WORK INSTRUCTION: Print out the entries exactly, and include each one.

(Beginning of INPUT MATERIAL)

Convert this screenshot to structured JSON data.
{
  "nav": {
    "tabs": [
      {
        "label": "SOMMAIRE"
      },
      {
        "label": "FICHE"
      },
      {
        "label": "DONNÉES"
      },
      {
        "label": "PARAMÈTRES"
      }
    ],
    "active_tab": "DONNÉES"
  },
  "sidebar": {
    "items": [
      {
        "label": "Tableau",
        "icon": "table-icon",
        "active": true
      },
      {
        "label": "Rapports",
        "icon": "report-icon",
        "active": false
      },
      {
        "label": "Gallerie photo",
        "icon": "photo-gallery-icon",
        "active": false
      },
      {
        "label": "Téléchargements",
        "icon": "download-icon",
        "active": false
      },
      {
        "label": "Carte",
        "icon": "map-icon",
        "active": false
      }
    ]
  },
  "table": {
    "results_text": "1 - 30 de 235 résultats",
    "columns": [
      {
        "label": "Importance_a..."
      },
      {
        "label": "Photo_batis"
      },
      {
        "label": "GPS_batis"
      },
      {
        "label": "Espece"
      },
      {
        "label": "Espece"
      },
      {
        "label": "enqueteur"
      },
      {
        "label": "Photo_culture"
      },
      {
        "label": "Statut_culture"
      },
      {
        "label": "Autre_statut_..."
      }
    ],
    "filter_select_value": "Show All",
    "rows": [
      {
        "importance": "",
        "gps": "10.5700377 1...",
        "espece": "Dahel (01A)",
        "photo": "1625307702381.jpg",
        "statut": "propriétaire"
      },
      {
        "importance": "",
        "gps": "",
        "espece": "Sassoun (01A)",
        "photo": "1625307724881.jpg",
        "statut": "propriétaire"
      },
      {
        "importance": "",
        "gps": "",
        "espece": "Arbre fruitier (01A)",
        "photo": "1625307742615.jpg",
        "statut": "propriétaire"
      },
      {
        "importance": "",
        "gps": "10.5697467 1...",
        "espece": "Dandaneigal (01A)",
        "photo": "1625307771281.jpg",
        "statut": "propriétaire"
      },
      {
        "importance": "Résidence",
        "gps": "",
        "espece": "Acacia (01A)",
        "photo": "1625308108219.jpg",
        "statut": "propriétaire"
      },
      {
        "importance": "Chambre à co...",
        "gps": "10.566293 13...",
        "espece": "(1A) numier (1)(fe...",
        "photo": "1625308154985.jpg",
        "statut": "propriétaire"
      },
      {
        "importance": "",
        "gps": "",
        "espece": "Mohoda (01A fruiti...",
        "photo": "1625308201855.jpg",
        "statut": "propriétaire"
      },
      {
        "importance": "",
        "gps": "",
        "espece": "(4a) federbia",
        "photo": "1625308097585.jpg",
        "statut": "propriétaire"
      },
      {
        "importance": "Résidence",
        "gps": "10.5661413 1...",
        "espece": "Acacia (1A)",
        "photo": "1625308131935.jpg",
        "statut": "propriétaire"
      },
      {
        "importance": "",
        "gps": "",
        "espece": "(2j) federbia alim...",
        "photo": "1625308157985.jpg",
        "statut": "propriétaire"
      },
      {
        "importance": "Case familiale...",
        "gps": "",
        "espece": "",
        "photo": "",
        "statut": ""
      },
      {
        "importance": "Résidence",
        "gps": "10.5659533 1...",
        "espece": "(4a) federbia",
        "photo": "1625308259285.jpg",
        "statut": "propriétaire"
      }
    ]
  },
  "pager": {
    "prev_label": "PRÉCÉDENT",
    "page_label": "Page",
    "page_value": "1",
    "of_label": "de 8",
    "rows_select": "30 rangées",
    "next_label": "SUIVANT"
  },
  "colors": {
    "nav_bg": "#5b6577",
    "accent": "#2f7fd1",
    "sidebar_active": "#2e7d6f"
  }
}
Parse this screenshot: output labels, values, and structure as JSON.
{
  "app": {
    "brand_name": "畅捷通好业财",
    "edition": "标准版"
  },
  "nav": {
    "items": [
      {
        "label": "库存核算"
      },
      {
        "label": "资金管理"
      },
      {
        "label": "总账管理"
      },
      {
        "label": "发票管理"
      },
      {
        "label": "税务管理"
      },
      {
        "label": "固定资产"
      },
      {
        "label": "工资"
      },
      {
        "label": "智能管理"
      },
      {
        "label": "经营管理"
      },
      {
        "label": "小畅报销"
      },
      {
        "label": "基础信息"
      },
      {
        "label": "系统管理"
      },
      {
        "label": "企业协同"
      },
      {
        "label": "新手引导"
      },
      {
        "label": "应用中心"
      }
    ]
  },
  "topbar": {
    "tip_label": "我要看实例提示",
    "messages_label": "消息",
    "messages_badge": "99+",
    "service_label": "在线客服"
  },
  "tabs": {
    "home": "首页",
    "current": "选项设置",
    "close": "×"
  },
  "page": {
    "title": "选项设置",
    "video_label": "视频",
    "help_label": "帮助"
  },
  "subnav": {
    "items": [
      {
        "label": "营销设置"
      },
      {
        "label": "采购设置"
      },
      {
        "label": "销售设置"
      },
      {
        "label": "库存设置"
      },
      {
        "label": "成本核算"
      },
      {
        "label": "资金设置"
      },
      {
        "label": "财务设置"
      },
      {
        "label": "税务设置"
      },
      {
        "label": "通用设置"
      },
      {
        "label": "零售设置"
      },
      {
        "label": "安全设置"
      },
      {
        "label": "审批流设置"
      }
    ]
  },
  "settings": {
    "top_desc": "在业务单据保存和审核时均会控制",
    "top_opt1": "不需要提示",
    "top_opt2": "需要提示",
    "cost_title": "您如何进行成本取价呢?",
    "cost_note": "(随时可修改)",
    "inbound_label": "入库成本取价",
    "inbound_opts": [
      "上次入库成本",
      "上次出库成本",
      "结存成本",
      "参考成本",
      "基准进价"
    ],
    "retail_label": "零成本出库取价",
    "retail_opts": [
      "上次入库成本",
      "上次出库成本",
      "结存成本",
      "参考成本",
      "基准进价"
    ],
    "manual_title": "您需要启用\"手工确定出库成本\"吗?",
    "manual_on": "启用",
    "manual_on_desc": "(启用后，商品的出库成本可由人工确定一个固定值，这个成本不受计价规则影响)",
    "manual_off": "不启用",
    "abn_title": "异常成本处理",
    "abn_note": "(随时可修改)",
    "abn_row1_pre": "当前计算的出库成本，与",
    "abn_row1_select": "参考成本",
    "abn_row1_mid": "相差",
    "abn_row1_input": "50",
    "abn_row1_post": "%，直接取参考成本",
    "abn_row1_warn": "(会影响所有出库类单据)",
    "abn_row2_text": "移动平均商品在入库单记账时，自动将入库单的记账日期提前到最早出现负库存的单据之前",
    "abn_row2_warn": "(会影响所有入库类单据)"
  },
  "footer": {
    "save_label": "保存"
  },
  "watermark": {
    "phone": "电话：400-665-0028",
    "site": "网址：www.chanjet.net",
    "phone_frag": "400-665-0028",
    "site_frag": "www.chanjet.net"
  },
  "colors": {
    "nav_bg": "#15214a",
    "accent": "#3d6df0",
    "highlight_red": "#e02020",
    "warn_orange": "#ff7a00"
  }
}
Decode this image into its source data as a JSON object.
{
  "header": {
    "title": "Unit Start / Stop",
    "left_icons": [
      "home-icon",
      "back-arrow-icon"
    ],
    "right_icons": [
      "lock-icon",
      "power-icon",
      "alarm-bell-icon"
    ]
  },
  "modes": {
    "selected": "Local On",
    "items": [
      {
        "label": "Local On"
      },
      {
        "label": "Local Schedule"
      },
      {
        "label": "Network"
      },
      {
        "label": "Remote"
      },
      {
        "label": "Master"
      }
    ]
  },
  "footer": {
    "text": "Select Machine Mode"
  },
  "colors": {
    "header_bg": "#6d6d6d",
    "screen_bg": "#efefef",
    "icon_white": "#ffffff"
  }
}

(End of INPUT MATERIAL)

SOLUTION TO THIS EXERCISE:
Convert this screenshot to structured JSON data.
{
  "nav": {
    "tabs": [
      {
        "label": "SOMMAIRE"
      },
      {
        "label": "FICHE"
      },
      {
        "label": "DONNÉES"
      },
      {
        "label": "PARAMÈTRES"
      }
    ],
    "active_tab": "DONNÉES"
  },
  "sidebar": {
    "items": [
      {
        "label": "Tableau",
        "icon": "table-icon",
        "active": true
      },
      {
        "label": "Rapports",
        "icon": "report-icon",
        "active": false
      },
      {
        "label": "Gallerie photo",
        "icon": "photo-gallery-icon",
        "active": false
      },
      {
        "label": "Téléchargements",
        "icon": "download-icon",
        "active": false
      },
      {
        "label": "Carte",
        "icon": "map-icon",
        "active": false
      }
    ]
  },
  "table": {
    "results_text": "1 - 30 de 235 résultats",
    "columns": [
      {
        "label": "Importance_a..."
      },
      {
        "label": "Photo_batis"
      },
      {
        "label": "GPS_batis"
      },
      {
        "label": "Espece"
      },
      {
        "label": "Espece"
      },
      {
        "label": "enqueteur"
      },
      {
        "label": "Photo_culture"
      },
      {
        "label": "Statut_culture"
      },
      {
        "label": "Autre_statut_..."
      }
    ],
    "filter_select_value": "Show All",
    "rows": [
      {
        "importance": "",
        "gps": "10.5700377 1...",
        "espece": "Dahel (01A)",
        "photo": "1625307702381.jpg",
        "statut": "propriétaire"
      },
      {
        "importance": "",
        "gps": "",
        "espece": "Sassoun (01A)",
        "photo": "1625307724881.jpg",
        "statut": "propriétaire"
      },
      {
        "importance": "",
        "gps": "",
        "espece": "Arbre fruitier (01A)",
        "photo": "1625307742615.jpg",
        "statut": "propriétaire"
      },
      {
        "importance": "",
        "gps": "10.5697467 1...",
        "espece": "Dandaneigal (01A)",
        "photo": "1625307771281.jpg",
        "statut": "propriétaire"
      },
      {
        "importance": "Résidence",
        "gps": "",
        "espece": "Acacia (01A)",
        "photo": "1625308108219.jpg",
        "statut": "propriétaire"
      },
      {
        "importance": "Chambre à co...",
        "gps": "10.566293 13...",
        "espece": "(1A) numier (1)(fe...",
        "photo": "1625308154985.jpg",
        "statut": "propriétaire"
      },
      {
        "importance": "",
        "gps": "",
        "espece": "Mohoda (01A fruiti...",
        "photo": "1625308201855.jpg",
        "statut": "propriétaire"
      },
      {
        "importance": "",
        "gps": "",
        "espece": "(4a) federbia",
        "photo": "1625308097585.jpg",
        "statut": "propriétaire"
      },
      {
        "importance": "Résidence",
        "gps": "10.5661413 1...",
        "espece": "Acacia (1A)",
        "photo": "1625308131935.jpg",
        "statut": "propriétaire"
      },
      {
        "importance": "",
        "gps": "",
        "espece": "(2j) federbia alim...",
        "photo": "1625308157985.jpg",
        "statut": "propriétaire"
      },
      {
        "importance": "Case familiale...",
        "gps": "",
        "espece": "",
        "photo": "",
        "statut": ""
      },
      {
        "importance": "Résidence",
        "gps": "10.5659533 1...",
        "espece": "(4a) federbia",
        "photo": "1625308259285.jpg",
        "statut": "propriétaire"
      }
    ]
  },
  "pager": {
    "prev_label": "PRÉCÉDENT",
    "page_label": "Page",
    "page_value": "1",
    "of_label": "de 8",
    "rows_select": "30 rangées",
    "next_label": "SUIVANT"
  },
  "colors": {
    "nav_bg": "#5b6577",
    "accent": "#2f7fd1",
    "sidebar_active": "#2e7d6f"
  }
}
Parse this screenshot: output labels, values, and structure as JSON.
{
  "app": {
    "brand_name": "畅捷通好业财",
    "edition": "标准版"
  },
  "nav": {
    "items": [
      {
        "label": "库存核算"
      },
      {
        "label": "资金管理"
      },
      {
        "label": "总账管理"
      },
      {
        "label": "发票管理"
      },
      {
        "label": "税务管理"
      },
      {
        "label": "固定资产"
      },
      {
        "label": "工资"
      },
      {
        "label": "智能管理"
      },
      {
        "label": "经营管理"
      },
      {
        "label": "小畅报销"
      },
      {
        "label": "基础信息"
      },
      {
        "label": "系统管理"
      },
      {
        "label": "企业协同"
      },
      {
        "label": "新手引导"
      },
      {
        "label": "应用中心"
      }
    ]
  },
  "topbar": {
    "tip_label": "我要看实例提示",
    "messages_label": "消息",
    "messages_badge": "99+",
    "service_label": "在线客服"
  },
  "tabs": {
    "home": "首页",
    "current": "选项设置",
    "close": "×"
  },
  "page": {
    "title": "选项设置",
    "video_label": "视频",
    "help_label": "帮助"
  },
  "subnav": {
    "items": [
      {
        "label": "营销设置"
      },
      {
        "label": "采购设置"
      },
      {
        "label": "销售设置"
      },
      {
        "label": "库存设置"
      },
      {
        "label": "成本核算"
      },
      {
        "label": "资金设置"
      },
      {
        "label": "财务设置"
      },
      {
        "label": "税务设置"
      },
      {
        "label": "通用设置"
      },
      {
        "label": "零售设置"
      },
      {
        "label": "安全设置"
      },
      {
        "label": "审批流设置"
      }
    ]
  },
  "settings": {
    "top_desc": "在业务单据保存和审核时均会控制",
    "top_opt1": "不需要提示",
    "top_opt2": "需要提示",
    "cost_title": "您如何进行成本取价呢?",
    "cost_note": "(随时可修改)",
    "inbound_label": "入库成本取价",
    "inbound_opts": [
      "上次入库成本",
      "上次出库成本",
      "结存成本",
      "参考成本",
      "基准进价"
    ],
    "retail_label": "零成本出库取价",
    "retail_opts": [
      "上次入库成本",
      "上次出库成本",
      "结存成本",
      "参考成本",
      "基准进价"
    ],
    "manual_title": "您需要启用\"手工确定出库成本\"吗?",
    "manual_on": "启用",
    "manual_on_desc": "(启用后，商品的出库成本可由人工确定一个固定值，这个成本不受计价规则影响)",
    "manual_off": "不启用",
    "abn_title": "异常成本处理",
    "abn_note": "(随时可修改)",
    "abn_row1_pre": "当前计算的出库成本，与",
    "abn_row1_select": "参考成本",
    "abn_row1_mid": "相差",
    "abn_row1_input": "50",
    "abn_row1_post": "%，直接取参考成本",
    "abn_row1_warn": "(会影响所有出库类单据)",
    "abn_row2_text": "移动平均商品在入库单记账时，自动将入库单的记账日期提前到最早出现负库存的单据之前",
    "abn_row2_warn": "(会影响所有入库类单据)"
  },
  "footer": {
    "save_label": "保存"
  },
  "watermark": {
    "phone": "电话：400-665-0028",
    "site": "网址：www.chanjet.net",
    "phone_frag": "400-665-0028",
    "site_frag": "www.chanjet.net"
  },
  "colors": {
    "nav_bg": "#15214a",
    "accent": "#3d6df0",
    "highlight_red": "#e02020",
    "warn_orange": "#ff7a00"
  }
}
Decode this image into its source data as a JSON object.
{
  "header": {
    "title": "Unit Start / Stop",
    "left_icons": [
      "home-icon",
      "back-arrow-icon"
    ],
    "right_icons": [
      "lock-icon",
      "power-icon",
      "alarm-bell-icon"
    ]
  },
  "modes": {
    "selected": "Local On",
    "items": [
      {
        "label": "Local On"
      },
      {
        "label": "Local Schedule"
      },
      {
        "label": "Network"
      },
      {
        "label": "Remote"
      },
      {
        "label": "Master"
      }
    ]
  },
  "footer": {
    "text": "Select Machine Mode"
  },
  "colors": {
    "header_bg": "#6d6d6d",
    "screen_bg": "#efefef",
    "icon_white": "#ffffff"
  }
}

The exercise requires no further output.